It is important to keep such matters under review, but, as my hon. Friend will know, the Government have made huge progress in the treatment of patients suffering from cancer across the board, in terms of both access to treatment and the treatments available. As I have said, we do fund those treatments. Of the 26 cancer drugs referred to NICE, 25 have been approved. That clearly shows that NICE is helping people in need to obtain treatments.
I heard what my hon. Friend said about his personal experience of a family member with this condition. It is an awful condition—I do not deny that—but I should point out that every new treatment that comes along is not necessarily the best option. We must see the position in the round and ensure that funds go into improving services across the board, rather than simply paying for every new treatment that comes on the market.
I can tell the hon. Gentleman that they have received a reply. The Secretary of State wrote to the individuals concerned last week, explaining precisely the process that NICE has been through. That reply has been sent and was dated 23 October. [Interruption.] It is important—without, as I have said, raising the temperature for political purposes—to offer NICE some support at the time of this difficult decision.
The Minister will recall that I raised the issue with the primary care trust in spring this year on behalf of one of my constituents, as other Members have on behalf of their constituents.
May I suggest a way forward? Leaving it to the manufacturer and others simply to appeal to NICE is only one solution; a better one would be to recognise that what NICE said last week was that it had insufficient evidence to demonstrate cost-effectiveness. If the Department is willing to talk to Johnson & Johnson, the manufacturer, it ought to be possible to find a way forward that allows patients to receive the drug for a future period, so that definitive evidence of its cost-effectiveness can be determined. Will the Minister and the Department get together with Johnson & Johnson to do precisely that? NICE does not have the power to question the price given to it by the manufacturer.
I hear what the hon. Gentleman says, but we need to be extremely careful about the points that we make on these matters. A couple of weeks ago, he was asked by one of his colleagues about Alzheimer’s drugs and he said:
“Frankly, it is my opinion that in an independent national health service such decisions must be made independently”.—[Official Report, 11 October 2006, Vol. 450, c. 307.]
I would view that as an endorsement of the NICE process, where people who are expert in the conditions take the decisions. The hon. Gentleman does not—[Interruption.]
The hon. Gentleman does not have a medical background and I do not have one.

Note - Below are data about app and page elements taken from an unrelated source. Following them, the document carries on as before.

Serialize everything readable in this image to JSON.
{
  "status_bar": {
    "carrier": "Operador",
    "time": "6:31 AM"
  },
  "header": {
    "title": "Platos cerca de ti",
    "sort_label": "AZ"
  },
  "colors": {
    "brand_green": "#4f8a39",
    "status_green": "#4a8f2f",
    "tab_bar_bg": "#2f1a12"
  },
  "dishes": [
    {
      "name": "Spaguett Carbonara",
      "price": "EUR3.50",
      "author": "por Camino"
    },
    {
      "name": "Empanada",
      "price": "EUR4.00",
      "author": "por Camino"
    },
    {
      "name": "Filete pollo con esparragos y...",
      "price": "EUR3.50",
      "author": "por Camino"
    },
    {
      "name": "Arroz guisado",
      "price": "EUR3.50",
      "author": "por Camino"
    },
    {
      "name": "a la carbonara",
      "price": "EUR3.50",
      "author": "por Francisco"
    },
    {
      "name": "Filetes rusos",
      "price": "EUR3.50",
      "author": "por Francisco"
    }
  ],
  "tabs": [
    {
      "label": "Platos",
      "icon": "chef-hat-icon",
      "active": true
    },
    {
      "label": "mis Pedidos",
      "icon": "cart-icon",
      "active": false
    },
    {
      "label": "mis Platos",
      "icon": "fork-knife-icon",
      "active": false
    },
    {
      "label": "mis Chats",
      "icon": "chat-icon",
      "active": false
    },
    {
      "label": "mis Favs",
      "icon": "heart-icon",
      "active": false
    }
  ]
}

Yet when asked on television on Sunday whether he would allow the drug to be prescribed and paid for if he were Health Secretary, he said that he would—a direct contradiction of what he said in the House just a couple of weeks ago. There is a need for some consistency in this argument. Patients need consistency and they do not want mixed messages or double standards simply because it is politically convenient to get off the front pages of the newspapers, as the hon. Gentleman—